Sierra Club and CPAWS have created a simple checklist that Albertans can use to see how this budget, and new parks policy, measure-up against their expressed priorities. Are the following fundamentals stated?
- Is protection–“in an undisturbed state”–the priority within protected areas and parks?
- Is the leadership role for establishing protected areas is given to the department responsible for managing them (i.e., for Tourism, Parks and Recreation)?
- Is there is a stated priority to establish enough parks and protected areas to sustain ecosystem health, meet the public’s demand for natural areas and wilderness, and fully represent Alberta’s natural diversity?
According to a government-contracted survey released in January, “Albertans feel the top priority for Alberta Tourism, Parks and Recreation is to set aside more land and leaving it in an undisturbed state.”

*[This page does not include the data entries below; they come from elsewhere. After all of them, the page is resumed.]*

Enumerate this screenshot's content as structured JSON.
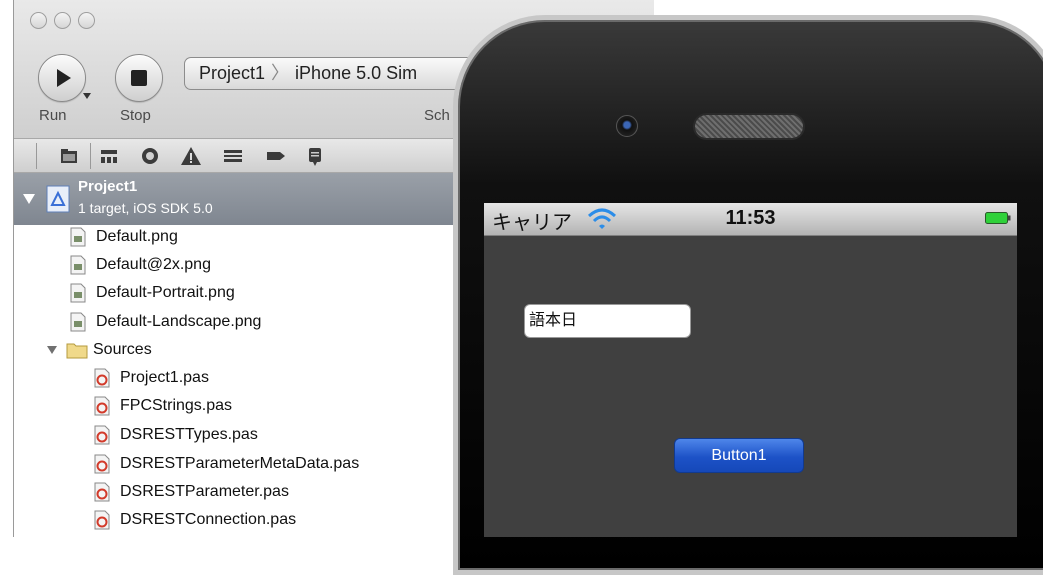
{
  "xcode": {
    "run_label": "Run",
    "stop_label": "Stop",
    "scheme": {
      "project": "Project1",
      "separator": "〉",
      "destination": "iPhone 5.0 Sim"
    },
    "scheme_label": "Sch",
    "navigator_icons": [
      "folder-icon",
      "hierarchy-icon",
      "search-icon",
      "warning-icon",
      "list-icon",
      "breakpoint-icon",
      "log-icon"
    ],
    "project": {
      "name": "Project1",
      "subtitle": "1 target, iOS SDK 5.0"
    },
    "files": [
      {
        "name": "Default.png",
        "icon": "image-file-icon"
      },
      {
        "name": "Default@2x.png",
        "icon": "image-file-icon"
      },
      {
        "name": "Default-Portrait.png",
        "icon": "image-file-icon"
      },
      {
        "name": "Default-Landscape.png",
        "icon": "image-file-icon"
      }
    ],
    "sources_folder": "Sources",
    "sources": [
      "Project1.pas",
      "FPCStrings.pas",
      "DSRESTTypes.pas",
      "DSRESTParameterMetaData.pas",
      "DSRESTParameter.pas",
      "DSRESTConnection.pas"
    ]
  },
  "simulator": {
    "carrier": "キャリア",
    "time": "11:53",
    "textfield_value": "語本日",
    "button_label": "Button1"
  },
  "colors": {
    "screen_bg": "#404040",
    "button_blue": "#1d52c7",
    "battery_green": "#2fd13a",
    "project_row": "#8a9099"
  }
}
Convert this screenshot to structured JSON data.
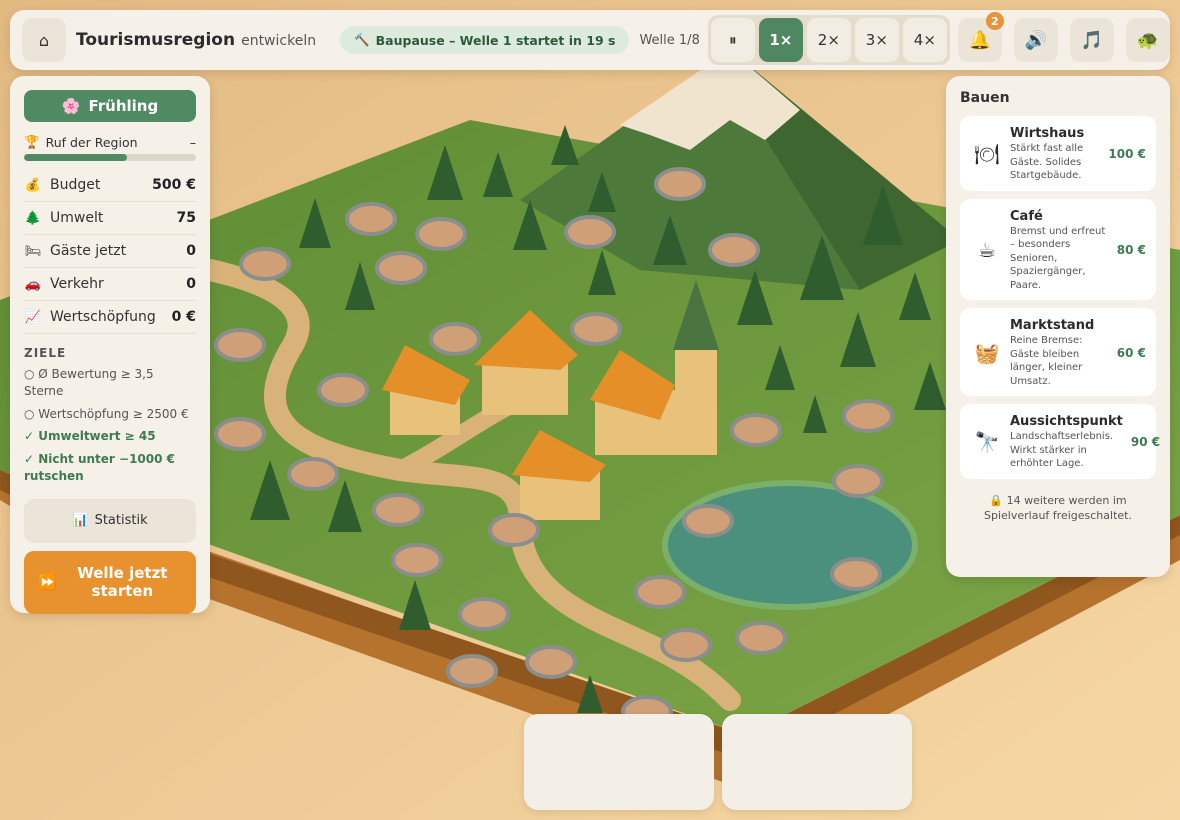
{
  "header": {
    "home_icon": "home-icon",
    "title": "Tourismusregion",
    "subtitle": "entwickeln",
    "phase_icon": "hammer-icon",
    "phase_text": "Baupause – Welle 1 startet in 19 s",
    "wave_label": "Welle 1/8",
    "speed": {
      "pause": "⏸",
      "x1": "1×",
      "x2": "2×",
      "x3": "3×",
      "x4": "4×",
      "active": "1×"
    },
    "notification_count": "2"
  },
  "sidebar": {
    "season_label": "Frühling",
    "reputation_label": "Ruf der Region",
    "reputation_value": "–",
    "reputation_progress": 0.6,
    "stats": [
      {
        "label": "Budget",
        "value": "500 €",
        "icon": "money-bag-icon"
      },
      {
        "label": "Umwelt",
        "value": "75",
        "icon": "tree-icon"
      },
      {
        "label": "Gäste jetzt",
        "value": "0",
        "icon": "bed-icon"
      },
      {
        "label": "Verkehr",
        "value": "0",
        "icon": "car-icon"
      },
      {
        "label": "Wertschöpfung",
        "value": "0 €",
        "icon": "chart-icon"
      }
    ],
    "goals_title": "ZIELE",
    "goals": [
      {
        "text": "○ Ø Bewertung ≥ 3,5 Sterne",
        "done": false
      },
      {
        "text": "○ Wertschöpfung ≥ 2500 €",
        "done": false
      },
      {
        "text": "✓ Umweltwert ≥ 45",
        "done": true
      },
      {
        "text": "✓ Nicht unter −1000 € rutschen",
        "done": true
      }
    ],
    "stats_button": "Statistik",
    "wave_button": "Welle jetzt starten"
  },
  "build": {
    "title": "Bauen",
    "items": [
      {
        "name": "Wirtshaus",
        "desc": "Stärkt fast alle Gäste. Solides Startgebäude.",
        "price": "100 €",
        "icon": "fork-knife-icon"
      },
      {
        "name": "Café",
        "desc": "Bremst und erfreut – besonders Senioren, Spaziergänger, Paare.",
        "price": "80 €",
        "icon": "coffee-icon"
      },
      {
        "name": "Marktstand",
        "desc": "Reine Bremse: Gäste bleiben länger, kleiner Umsatz.",
        "price": "60 €",
        "icon": "basket-icon"
      },
      {
        "name": "Aussichtspunkt",
        "desc": "Landschaftserlebnis. Wirkt stärker in erhöhter Lage.",
        "price": "90 €",
        "icon": "telescope-icon"
      }
    ],
    "unlock_note": "14 weitere werden im Spielverlauf freigeschaltet."
  },
  "colors": {
    "accent": "#508a63",
    "orange": "#e8912f",
    "panel": "#f5f1e8",
    "grass": "#6f9a3c"
  }
}
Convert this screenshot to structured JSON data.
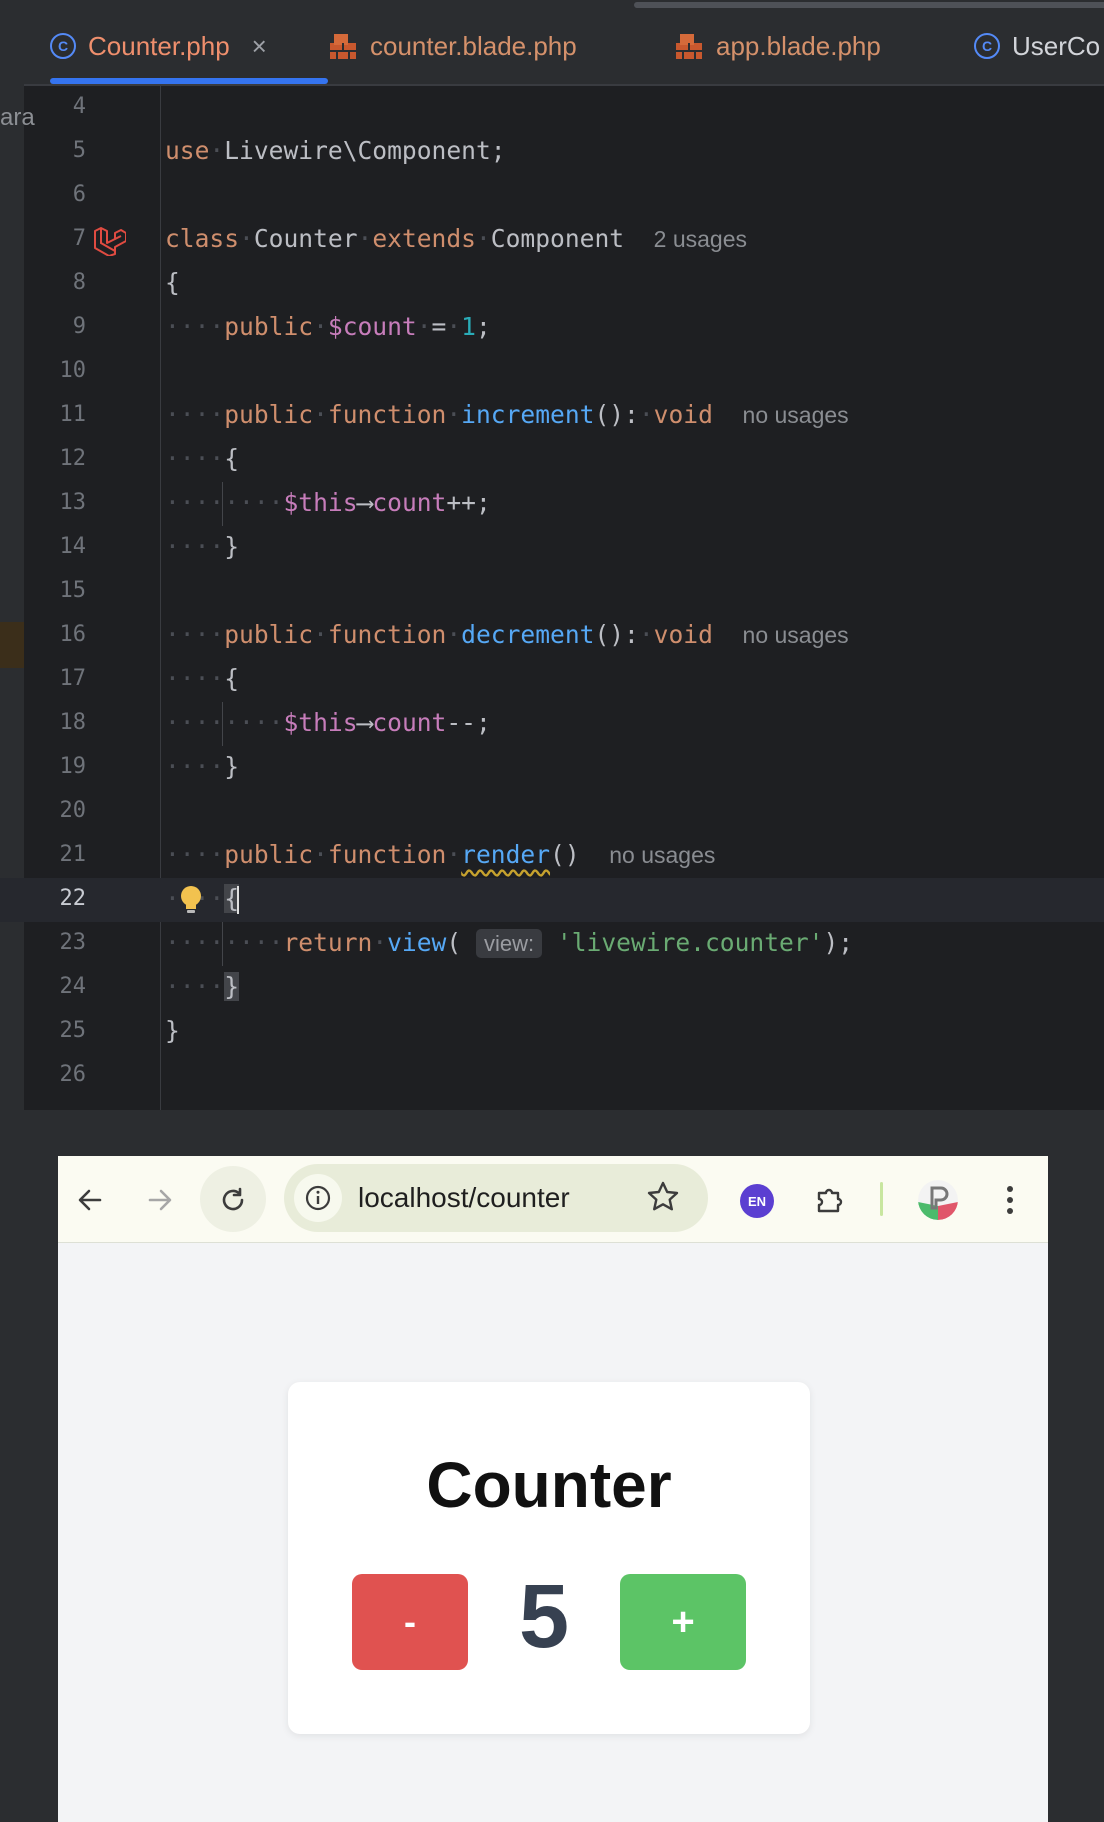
{
  "ide": {
    "tabs": [
      {
        "label": "Counter.php",
        "icon": "class-icon",
        "active": true
      },
      {
        "label": "counter.blade.php",
        "icon": "blade-icon"
      },
      {
        "label": "app.blade.php",
        "icon": "blade-icon"
      },
      {
        "label": "UserCo",
        "icon": "class-icon"
      }
    ],
    "close_glyph": "×",
    "side_cut_text": "ara",
    "current_line": 22,
    "lines": [
      {
        "n": 4,
        "html": ""
      },
      {
        "n": 5,
        "html": "<span class='kw'>use</span><span class='ws'>·</span>Livewire\\Component;"
      },
      {
        "n": 6,
        "html": ""
      },
      {
        "n": 7,
        "html": "<span class='kw'>class</span><span class='ws'>·</span>Counter<span class='ws'>·</span><span class='kw'>extends</span><span class='ws'>·</span>Component  <span class='hint'>2 usages</span>"
      },
      {
        "n": 8,
        "html": "{"
      },
      {
        "n": 9,
        "html": "<span class='ws'>····</span><span class='kw'>public</span><span class='ws'>·</span><span class='var'>$count</span><span class='ws'>·</span>=<span class='ws'>·</span><span class='num'>1</span>;"
      },
      {
        "n": 10,
        "html": ""
      },
      {
        "n": 11,
        "html": "<span class='ws'>····</span><span class='kw'>public</span><span class='ws'>·</span><span class='kw'>function</span><span class='ws'>·</span><span class='fn'>increment</span>():<span class='ws'>·</span><span class='kw'>void</span>  <span class='hint'>no usages</span>"
      },
      {
        "n": 12,
        "html": "<span class='ws'>····</span>{"
      },
      {
        "n": 13,
        "html": "<span class='ws'>········</span><span class='var'>$this</span>⟶<span class='var'>count</span>++;"
      },
      {
        "n": 14,
        "html": "<span class='ws'>····</span>}"
      },
      {
        "n": 15,
        "html": ""
      },
      {
        "n": 16,
        "html": "<span class='ws'>····</span><span class='kw'>public</span><span class='ws'>·</span><span class='kw'>function</span><span class='ws'>·</span><span class='fn'>decrement</span>():<span class='ws'>·</span><span class='kw'>void</span>  <span class='hint'>no usages</span>"
      },
      {
        "n": 17,
        "html": "<span class='ws'>····</span>{"
      },
      {
        "n": 18,
        "html": "<span class='ws'>········</span><span class='var'>$this</span>⟶<span class='var'>count</span>--;"
      },
      {
        "n": 19,
        "html": "<span class='ws'>····</span>}"
      },
      {
        "n": 20,
        "html": ""
      },
      {
        "n": 21,
        "html": "<span class='ws'>····</span><span class='kw'>public</span><span class='ws'>·</span><span class='kw'>function</span><span class='ws'>·</span><span class='fn squiggle'>render</span>()  <span class='hint'>no usages</span>"
      },
      {
        "n": 22,
        "html": "<span class='ws'>····</span><span class='bracehl'>{</span><span class='caret'></span>"
      },
      {
        "n": 23,
        "html": "<span class='ws'>········</span><span class='kw'>return</span><span class='ws'>·</span><span class='fn'>view</span>( <span class='param'>view:</span> <span class='str'>'livewire.counter'</span>);"
      },
      {
        "n": 24,
        "html": "<span class='ws'>····</span><span class='bracehl'>}</span>"
      },
      {
        "n": 25,
        "html": "}"
      },
      {
        "n": 26,
        "html": ""
      }
    ]
  },
  "browser": {
    "url": "localhost/counter",
    "extension_badge": "EN",
    "card": {
      "title": "Counter",
      "decrement_label": "-",
      "increment_label": "+",
      "count": "5"
    }
  }
}
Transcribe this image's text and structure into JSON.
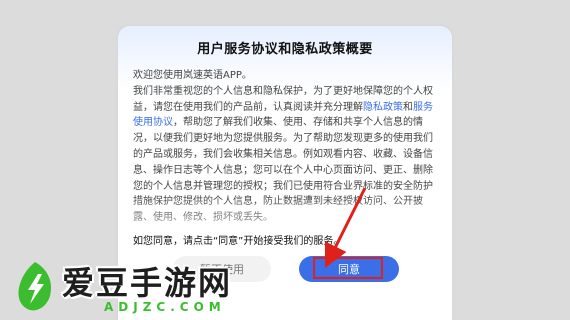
{
  "dialog": {
    "title": "用户服务协议和隐私政策概要",
    "welcome": "欢迎您使用岚速英语APP。",
    "para1_part1": "我们非常重视您的个人信息和隐私保护，为了更好地保障您的个人权益，请您在使用我们的产品前，认真阅读并充分理解",
    "privacy_policy_link": "隐私政策",
    "para1_and": "和",
    "service_agreement_link": "服务使用协议",
    "para1_part2": "，帮助您了解我们收集、使用、存储和共享个人信息的情况，以便我们更好地为您提供服务。为了帮助您发现更多的使用我们的产品或服务，我们会收集相关信息。例如观看内容、收藏、设备信息、操作日志等个人信息；您可以在个人中心页面访问、更正、删除您的个人信息并管理您的授权；我们已使用符合业界标准的安全防护措施保护您提供的个人信息，防止数据遭到未经授权访问、公开披露、使用、修改、损坏或丢失。",
    "confirm_text": "如您同意，请点击“同意”开始接受我们的服务。",
    "disagree_label": "暂不使用",
    "agree_label": "同意"
  },
  "watermark": {
    "brand": "爱豆手游网",
    "url": "ADJZC.COM"
  },
  "colors": {
    "accent": "#3a6fe8",
    "highlight": "#e0211b",
    "watermark_green": "#3bbd2f"
  }
}
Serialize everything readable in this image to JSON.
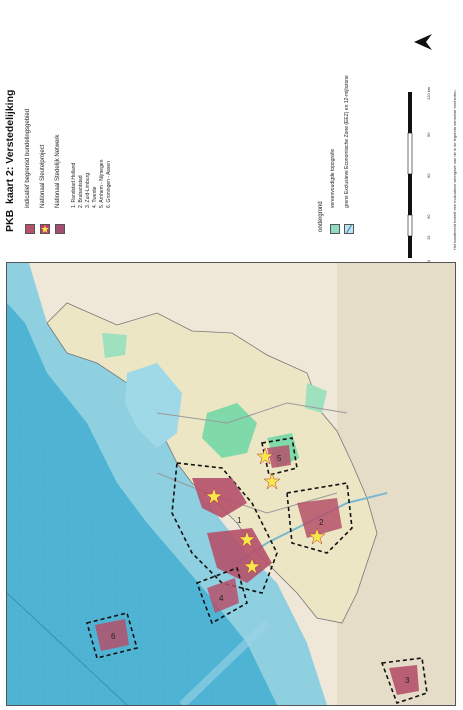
{
  "header": {
    "prefix": "PKB",
    "title": "kaart 2: Verstedelijking"
  },
  "legend": {
    "items": [
      {
        "label": "indicatief begrensd bundelingsgebied",
        "color": "#b5506a"
      },
      {
        "label": "Nationaal Sleutelproject",
        "color": "#c43a66",
        "icon": "star-icon"
      },
      {
        "label": "Nationaal Stedelijk Netwerk",
        "color": "#a24f72"
      }
    ],
    "networks": [
      "1. Randstad Holland",
      "2. Brabantstad",
      "3. Zuid-Limburg",
      "4. Twente",
      "5. Arnhem - Nijmegen",
      "6. Groningen - Assen"
    ],
    "underground_title": "ondergrond",
    "underground_items": [
      {
        "label": "vereenvoudigde topografie",
        "color": "#8fdcc3"
      },
      {
        "label": "grens Exclusieve Economische Zone (EEZ) en 12-mijlszone",
        "color": "#bfe3ef"
      }
    ],
    "scale": {
      "ticks": [
        "0",
        "15",
        "30",
        "60",
        "90",
        "120 km"
      ]
    },
    "north_icon": "north-arrow-icon",
    "note": "Het kaartbeeld betreft een indicatieve weergave van de in de legenda vermelde eenheden."
  },
  "map": {
    "network_labels": [
      "1",
      "2",
      "3",
      "4",
      "5",
      "6"
    ],
    "colors": {
      "sea": "#8ecfe0",
      "sea_deep": "#4fb3d4",
      "land": "#ece6c4",
      "nature": "#7fd9a8",
      "urban": "#b5506a",
      "star": "#f5e84a",
      "dash": "#111111"
    }
  }
}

The provincial government has yet to meet the targets it set in the mid-1990s for protecting the full diversity of Alberta’s natural regions in parks and protected areas. Without the department responsible for managing protected areas also having the leadership role for establishing them–just as Alberta Energy has the leadership role for developing energy–it is highly unlikely that the province will meet its desired land-use planning outcome of “Healthy ecosystems and environment”.
Also missing from the budget is Albertas’ priority of better enforcement related to environmental protection, regulation infractions and disturbance of visitors. When released on April 20th Alberta’s Plan for Parks will set a 10-year direction for parks in the province. It will also determine the extent to which enough protected areas will be established before development forecloses these options forever.